Are You a Strategic Leader…Or Overwhelmed?

By Sue Iannone

Part Two in a Series

In Part One, we outlined seven characteristics of the “Future Learning and Development Organization.”  Those characteristics are shared by teams that evolve beyond firefighting mode, look forward in a strategic way, and focus on achieving the company’s business objectives rather than struggling to keep up with daily demands.

What’s the first characteristic of such an organization?  It has a strategic learning leader.  Today, we outline some tips to help L&D leaders be more strategic, and avoid feeling overwhelmed by day-to-day demands.  These tips are geared toward the new department head, but can be applied at any time, regardless of how long a leader has been on the job.

1:  Get Your Bearings

If you’re new to a leadership role, it’s important to get the “lay of the land” before making any major decisions.  This will require a few rounds of meetings and a lot of listening.

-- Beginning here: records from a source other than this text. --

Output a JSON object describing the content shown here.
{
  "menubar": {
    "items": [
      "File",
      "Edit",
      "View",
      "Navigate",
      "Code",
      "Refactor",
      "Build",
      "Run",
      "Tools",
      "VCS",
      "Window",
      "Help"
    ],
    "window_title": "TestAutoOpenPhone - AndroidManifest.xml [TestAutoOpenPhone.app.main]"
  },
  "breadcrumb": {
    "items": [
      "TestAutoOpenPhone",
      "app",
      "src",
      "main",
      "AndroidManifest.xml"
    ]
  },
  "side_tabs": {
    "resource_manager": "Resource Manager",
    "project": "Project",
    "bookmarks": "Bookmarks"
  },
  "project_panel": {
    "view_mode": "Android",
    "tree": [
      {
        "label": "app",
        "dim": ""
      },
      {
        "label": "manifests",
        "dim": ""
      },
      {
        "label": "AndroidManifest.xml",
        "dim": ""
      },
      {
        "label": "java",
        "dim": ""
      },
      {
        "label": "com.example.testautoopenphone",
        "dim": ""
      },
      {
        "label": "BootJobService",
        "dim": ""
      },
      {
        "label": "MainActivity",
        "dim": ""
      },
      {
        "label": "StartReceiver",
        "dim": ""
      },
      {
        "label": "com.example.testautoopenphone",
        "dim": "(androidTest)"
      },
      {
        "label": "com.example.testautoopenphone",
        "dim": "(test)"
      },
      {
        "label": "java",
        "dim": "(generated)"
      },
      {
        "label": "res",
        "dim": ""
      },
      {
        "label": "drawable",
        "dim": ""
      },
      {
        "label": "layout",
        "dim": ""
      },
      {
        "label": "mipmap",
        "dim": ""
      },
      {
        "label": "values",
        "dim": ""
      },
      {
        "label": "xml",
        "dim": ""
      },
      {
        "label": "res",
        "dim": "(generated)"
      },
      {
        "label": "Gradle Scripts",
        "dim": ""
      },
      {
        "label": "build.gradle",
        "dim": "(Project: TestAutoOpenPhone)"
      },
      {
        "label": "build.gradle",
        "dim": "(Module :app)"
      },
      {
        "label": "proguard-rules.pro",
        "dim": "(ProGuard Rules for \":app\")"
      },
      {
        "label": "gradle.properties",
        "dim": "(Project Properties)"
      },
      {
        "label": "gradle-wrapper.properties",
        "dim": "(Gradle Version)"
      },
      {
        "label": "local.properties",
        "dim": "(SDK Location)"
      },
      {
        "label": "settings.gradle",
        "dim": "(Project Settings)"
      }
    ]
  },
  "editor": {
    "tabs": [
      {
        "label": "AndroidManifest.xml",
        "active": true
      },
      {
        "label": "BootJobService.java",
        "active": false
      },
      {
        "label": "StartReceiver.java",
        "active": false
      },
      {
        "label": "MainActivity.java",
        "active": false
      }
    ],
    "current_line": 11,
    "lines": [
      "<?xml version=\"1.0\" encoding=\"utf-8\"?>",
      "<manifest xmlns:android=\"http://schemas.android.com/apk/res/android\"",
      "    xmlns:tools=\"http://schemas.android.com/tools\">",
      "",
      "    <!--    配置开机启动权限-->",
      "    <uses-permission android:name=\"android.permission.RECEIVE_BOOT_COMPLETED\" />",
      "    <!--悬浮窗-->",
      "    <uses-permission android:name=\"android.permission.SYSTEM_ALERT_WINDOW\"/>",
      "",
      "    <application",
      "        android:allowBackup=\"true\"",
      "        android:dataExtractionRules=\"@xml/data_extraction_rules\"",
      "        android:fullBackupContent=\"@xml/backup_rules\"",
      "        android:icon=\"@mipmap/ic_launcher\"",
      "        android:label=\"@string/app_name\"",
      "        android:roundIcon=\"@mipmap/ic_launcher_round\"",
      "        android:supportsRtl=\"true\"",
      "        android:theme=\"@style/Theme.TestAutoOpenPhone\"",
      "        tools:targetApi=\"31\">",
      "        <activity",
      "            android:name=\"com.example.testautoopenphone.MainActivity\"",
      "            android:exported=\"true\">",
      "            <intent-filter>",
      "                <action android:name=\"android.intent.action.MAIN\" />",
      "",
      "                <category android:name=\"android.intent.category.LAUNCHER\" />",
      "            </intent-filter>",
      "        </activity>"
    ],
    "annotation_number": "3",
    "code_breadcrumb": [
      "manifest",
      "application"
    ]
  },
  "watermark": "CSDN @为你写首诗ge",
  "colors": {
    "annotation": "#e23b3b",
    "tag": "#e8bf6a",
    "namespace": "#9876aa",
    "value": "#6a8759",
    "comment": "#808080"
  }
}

Take the time to hold staff meetings and one-on-one meetings with your team members.  This gives you an opportunity to show them you’re listening and that you’re focused on trying to do the right things.  It also gives you a chance to more deeply understand their individual strengths and limitations.

One-on-one meetings with your bosses will help make their expectations clearer to you.  Meetings with your peers in other functions, such as the heads of Marketing, Sales, Medical Affairs, and Market Access are also critical.  They’ll be your internal customers, so it’s important to know what they’re thinking, as well as their business objectives.  Ask about their perspective on how training can support and accelerate the business objectives.

2:  Focus on the Wildly Important

Being strategic can be hard, as it requires a leader to dissect the business, understand and articulate business objectives, and formulate strategies for achieving them.  It can be easier for a new leader to “slip backward” and focus on things that are more in their comfort zone.

One illustrative example is New Hire Training (NHT).  It typically takes a large piece of the annual training budget and it is important.  However, even in a company with 10% attrition, only 10% of the company will participate in NHT during any given year.  That leaves 90% of the company that could probably benefit from other forms of L&D that are more closely related to strategic business goals.

Yet, learning leaders can easily get sucked into focusing on things like NHT while failing to address more important issues.  Instead, keep your focus on the strategic business objectives, and the things your team must do to achieve them.

3:  Trust Your Team, Delegate

Tip #2 above deals with where you focus your thoughts and attention.  Tip #3 deals with how you spend your time on a daily basis.  Don’t allow yourself to get sucked into spending an inordinate amount of time doing tactical things.

Now, reality sometimes dictates that learning leaders get “in the weeds” on tactical issues, and that’s OK.  However, it becomes a problem when it happens on a regular basis.  Every minute an L&D department head spends setting up a webinar is a minute taken away from more strategic issues.

It’s critical for strategic learning leaders to delegate tactical work to the team.  Give them the opportunity to succeed or fail.  For less tenured team members, however, just make sure that the cost of failure is relatively low for them and the department.  As they grow in skill and confidence, so can their level of responsibility.

For new strategic leaders, delegating is often very hard to do.  It’s very important, however.  Leaders who don’t invest enough time in developing their team members—and who don’t delegate—will continually waste time doing tactical work themselves while complaining that their team members just aren’t as competent as they should be.

4:  Clean House

This one can be uncomfortable, but it’s often necessary.  Sometimes, it becomes clear that a team member is not suited to his or her role.  Maybe their skills aren’t what they should be.  Perhaps their attitude isn’t good.  If you’ve properly assessed your team, you’ll be able to identify these types of issues quickly and take the appropriate action.  This may involve working with Human Resources to counsel the person, find another role that’s a better match, or remove them from the organization.

It’s important to note that “cleaning house” sometimes means affecting team members who are quite skilled and who have great attitudes.  The biopharmaceutical industry is dynamic and volatile.  Business circumstances, goals, and strategies change.  That means L&D organizations also must change. Sometimes, these changes require organizational shifts that impact good team members.  A strategic learning leader is very proactive in managing and guiding those shifts.

5:  Pick Your Battles with Stakeholders

“Pick your battles” is a good tip to remember for life in general.  It also applies to strategic learning leaders.  For example, your internal customers (the Head of Sales, for example) might have all kinds of ideas about what should and should not be done.  This may come as a shock, but the Head of Sales is not always right.

However, that doesn’t mean that you should resist every time a stakeholder says—or requests—something with which you disagree.  Decide what’s strategically important, and don’t be afraid to let the little things go.  This helps you avoid getting the reputation as a “Dr. No.”  But, when there is a strategically significant disagreement, be prepared to make your case professionally and articulate why your recommendation is more in line with the business’s objectives.

Hopefully, these tips will be helpful to you.  What other tips have worked for you?

In future articles, we’ll outline more ways to build the “Future Learning and Development Organization.”